**What you should do**
From the first line to the last, retype the records exactly and skip the pictures.

**Records shown**
********
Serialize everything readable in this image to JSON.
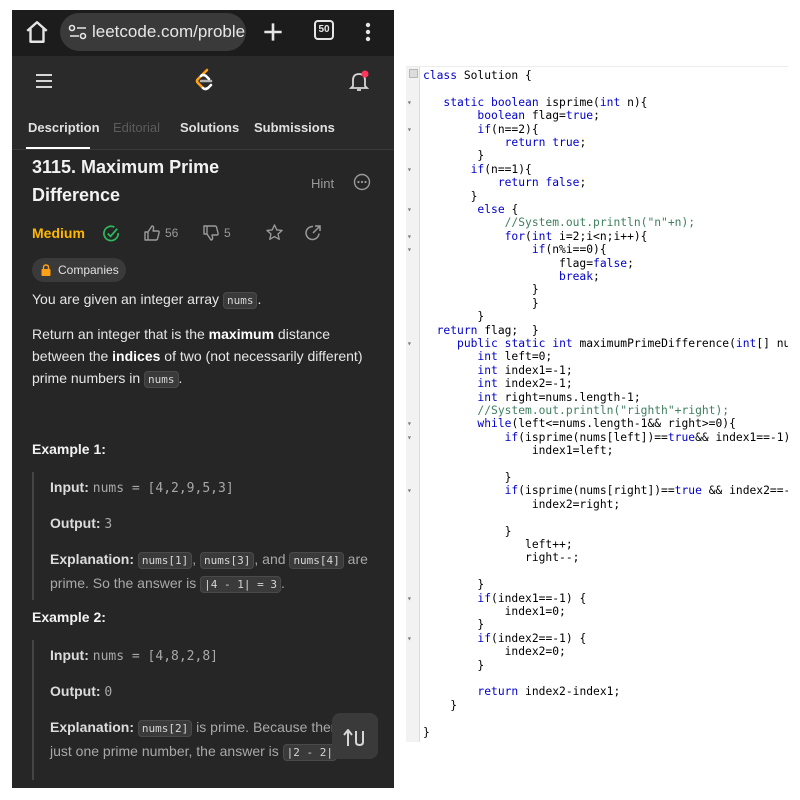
{
  "browser": {
    "url": "leetcode.com/proble",
    "tabs_count": "50"
  },
  "problem": {
    "tabs": [
      "Description",
      "Editorial",
      "Solutions",
      "Submissions"
    ],
    "title": "3115. Maximum Prime Difference",
    "hint_label": "Hint",
    "difficulty": "Medium",
    "likes": "56",
    "dislikes": "5",
    "companies_label": "Companies",
    "statement_prefix": "You are given an integer array ",
    "statement_code": "nums",
    "statement_suffix": ".",
    "task_1": "Return an integer that is the ",
    "task_bold_1": "maximum",
    "task_2": " distance between the ",
    "task_bold_2": "indices",
    "task_3": " of two (not necessarily different) prime numbers in ",
    "task_code": "nums",
    "task_4": ".",
    "example1": {
      "title": "Example 1:",
      "input_label": "Input:",
      "input_value": "nums = [4,2,9,5,3]",
      "output_label": "Output:",
      "output_value": "3",
      "explanation_label": "Explanation:",
      "code_a": "nums[1]",
      "sep_1": ", ",
      "code_b": "nums[3]",
      "sep_2": ", and ",
      "code_c": "nums[4]",
      "text_1": " are prime. So the answer is ",
      "code_d": "|4 - 1| = 3",
      "text_2": "."
    },
    "example2": {
      "title": "Example 2:",
      "input_label": "Input:",
      "input_value": "nums = [4,8,2,8]",
      "output_label": "Output:",
      "output_value": "0",
      "explanation_label": "Explanation:",
      "code_a": "nums[2]",
      "text_1": " is prime. Because there is just one prime number, the answer is ",
      "code_b": "|2 - 2|"
    }
  },
  "code": [
    "class Solution {",
    "",
    "   static boolean isprime(int n){",
    "        boolean flag=true;",
    "        if(n==2){",
    "            return true;",
    "        }",
    "       if(n==1){",
    "           return false;",
    "       }",
    "        else {",
    "            //System.out.println(\"n\"+n);",
    "            for(int i=2;i<n;i++){",
    "                if(n%i==0){",
    "                    flag=false;",
    "                    break;",
    "                }",
    "                }",
    "        }",
    "  return flag;  }",
    "     public static int maximumPrimeDifference(int[] nu",
    "        int left=0;",
    "        int index1=-1;",
    "        int index2=-1;",
    "        int right=nums.length-1;",
    "        //System.out.println(\"righth\"+right);",
    "        while(left<=nums.length-1&& right>=0){",
    "            if(isprime(nums[left])==true&& index1==-1)",
    "                index1=left;",
    "",
    "            }",
    "            if(isprime(nums[right])==true && index2==-",
    "                index2=right;",
    "",
    "            }",
    "               left++;",
    "               right--;",
    "",
    "        }",
    "        if(index1==-1) {",
    "            index1=0;",
    "        }",
    "        if(index2==-1) {",
    "            index2=0;",
    "        }",
    "",
    "        return index2-index1;",
    "    }",
    "",
    "}"
  ],
  "colors": {
    "difficulty_medium": "#ffb800",
    "solved_green": "#2cbb5d",
    "keyword_blue": "#0000cc",
    "comment_green": "#3f7f5f",
    "notification_red": "#ff375f"
  }
}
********
**Result of the exercise**
Serialize everything readable in this image to JSON.
{
  "browser": {
    "url": "leetcode.com/proble",
    "tabs_count": "50"
  },
  "problem": {
    "tabs": [
      "Description",
      "Editorial",
      "Solutions",
      "Submissions"
    ],
    "title": "3115. Maximum Prime Difference",
    "hint_label": "Hint",
    "difficulty": "Medium",
    "likes": "56",
    "dislikes": "5",
    "companies_label": "Companies",
    "statement_prefix": "You are given an integer array ",
    "statement_code": "nums",
    "statement_suffix": ".",
    "task_1": "Return an integer that is the ",
    "task_bold_1": "maximum",
    "task_2": " distance between the ",
    "task_bold_2": "indices",
    "task_3": " of two (not necessarily different) prime numbers in ",
    "task_code": "nums",
    "task_4": ".",
    "example1": {
      "title": "Example 1:",
      "input_label": "Input:",
      "input_value": "nums = [4,2,9,5,3]",
      "output_label": "Output:",
      "output_value": "3",
      "explanation_label": "Explanation:",
      "code_a": "nums[1]",
      "sep_1": ", ",
      "code_b": "nums[3]",
      "sep_2": ", and ",
      "code_c": "nums[4]",
      "text_1": " are prime. So the answer is ",
      "code_d": "|4 - 1| = 3",
      "text_2": "."
    },
    "example2": {
      "title": "Example 2:",
      "input_label": "Input:",
      "input_value": "nums = [4,8,2,8]",
      "output_label": "Output:",
      "output_value": "0",
      "explanation_label": "Explanation:",
      "code_a": "nums[2]",
      "text_1": " is prime. Because there is just one prime number, the answer is ",
      "code_b": "|2 - 2|"
    }
  },
  "code": [
    "class Solution {",
    "",
    "   static boolean isprime(int n){",
    "        boolean flag=true;",
    "        if(n==2){",
    "            return true;",
    "        }",
    "       if(n==1){",
    "           return false;",
    "       }",
    "        else {",
    "            //System.out.println(\"n\"+n);",
    "            for(int i=2;i<n;i++){",
    "                if(n%i==0){",
    "                    flag=false;",
    "                    break;",
    "                }",
    "                }",
    "        }",
    "  return flag;  }",
    "     public static int maximumPrimeDifference(int[] nu",
    "        int left=0;",
    "        int index1=-1;",
    "        int index2=-1;",
    "        int right=nums.length-1;",
    "        //System.out.println(\"righth\"+right);",
    "        while(left<=nums.length-1&& right>=0){",
    "            if(isprime(nums[left])==true&& index1==-1)",
    "                index1=left;",
    "",
    "            }",
    "            if(isprime(nums[right])==true && index2==-",
    "                index2=right;",
    "",
    "            }",
    "               left++;",
    "               right--;",
    "",
    "        }",
    "        if(index1==-1) {",
    "            index1=0;",
    "        }",
    "        if(index2==-1) {",
    "            index2=0;",
    "        }",
    "",
    "        return index2-index1;",
    "    }",
    "",
    "}"
  ],
  "colors": {
    "difficulty_medium": "#ffb800",
    "solved_green": "#2cbb5d",
    "keyword_blue": "#0000cc",
    "comment_green": "#3f7f5f",
    "notification_red": "#ff375f"
  }
}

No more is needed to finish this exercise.